Schlegel, D. J., Finkbeiner, D. P. & Davis, M. Maps of dust infrared emission for use in estimation of reddening and cosmic microwave background radiation foregrounds. Astrophys. J. 500, 525–553 (1998)
We are, as always, indebted to S. Barthelmy and the GCN. GRB research at Carnegie and Caltech is supported in part by funds from NASA. E.B. and A.G.Y. are supported by NASA through Hubble Fellowship grants awarded by the Space Telescope Science Institute, which is operated by AURA, Inc., for NASA. The VLA is operated by the National Radio Astronomy Observatory, a facility of the National Science Foundation operated under cooperative agreement by Associated Universities, Inc.
Reprints and permissions information is available at npg.nature.com/reprintsandpermissions. The authors declare no competing financial interests.
About this article
Cite this article
Berger, E., Price, P., Cenko, S. et al. The afterglow and elliptical host galaxy of the short γ-ray burst GRB 050724. Nature 438, 988–990 (2005). https://doi.org/10.1038/nature04238

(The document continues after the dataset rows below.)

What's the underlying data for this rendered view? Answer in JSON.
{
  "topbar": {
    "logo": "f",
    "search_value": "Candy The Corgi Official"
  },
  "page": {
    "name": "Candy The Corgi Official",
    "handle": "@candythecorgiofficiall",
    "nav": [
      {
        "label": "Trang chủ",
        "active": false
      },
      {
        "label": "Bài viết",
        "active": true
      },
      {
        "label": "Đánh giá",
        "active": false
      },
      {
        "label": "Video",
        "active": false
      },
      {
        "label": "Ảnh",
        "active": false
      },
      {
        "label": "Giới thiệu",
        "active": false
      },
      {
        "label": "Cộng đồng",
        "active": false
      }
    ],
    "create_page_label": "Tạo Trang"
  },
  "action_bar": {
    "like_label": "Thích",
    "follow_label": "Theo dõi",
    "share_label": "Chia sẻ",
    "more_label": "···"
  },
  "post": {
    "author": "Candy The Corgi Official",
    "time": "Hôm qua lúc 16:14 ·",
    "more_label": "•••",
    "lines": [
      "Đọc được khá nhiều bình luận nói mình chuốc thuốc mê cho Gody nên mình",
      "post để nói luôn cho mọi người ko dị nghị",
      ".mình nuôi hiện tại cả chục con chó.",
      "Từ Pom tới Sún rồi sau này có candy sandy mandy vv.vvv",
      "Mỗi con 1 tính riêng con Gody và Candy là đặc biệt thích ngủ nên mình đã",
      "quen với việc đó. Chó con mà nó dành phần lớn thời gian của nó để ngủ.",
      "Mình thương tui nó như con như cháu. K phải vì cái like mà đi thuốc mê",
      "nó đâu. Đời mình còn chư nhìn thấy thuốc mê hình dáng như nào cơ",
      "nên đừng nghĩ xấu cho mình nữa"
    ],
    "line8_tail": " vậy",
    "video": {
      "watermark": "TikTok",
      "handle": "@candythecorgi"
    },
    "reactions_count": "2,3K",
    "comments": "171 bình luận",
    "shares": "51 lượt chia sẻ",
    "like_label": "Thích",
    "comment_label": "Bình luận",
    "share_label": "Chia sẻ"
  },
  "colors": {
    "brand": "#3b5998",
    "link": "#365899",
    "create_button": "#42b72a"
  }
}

This article is cited by
Astrophysics and Space Science (2020)
Space Science Reviews (2016)
Science China Physics, Mechanics & Astronomy (2015)
Frontiers of Physics (2013)
Space Science Reviews (2012)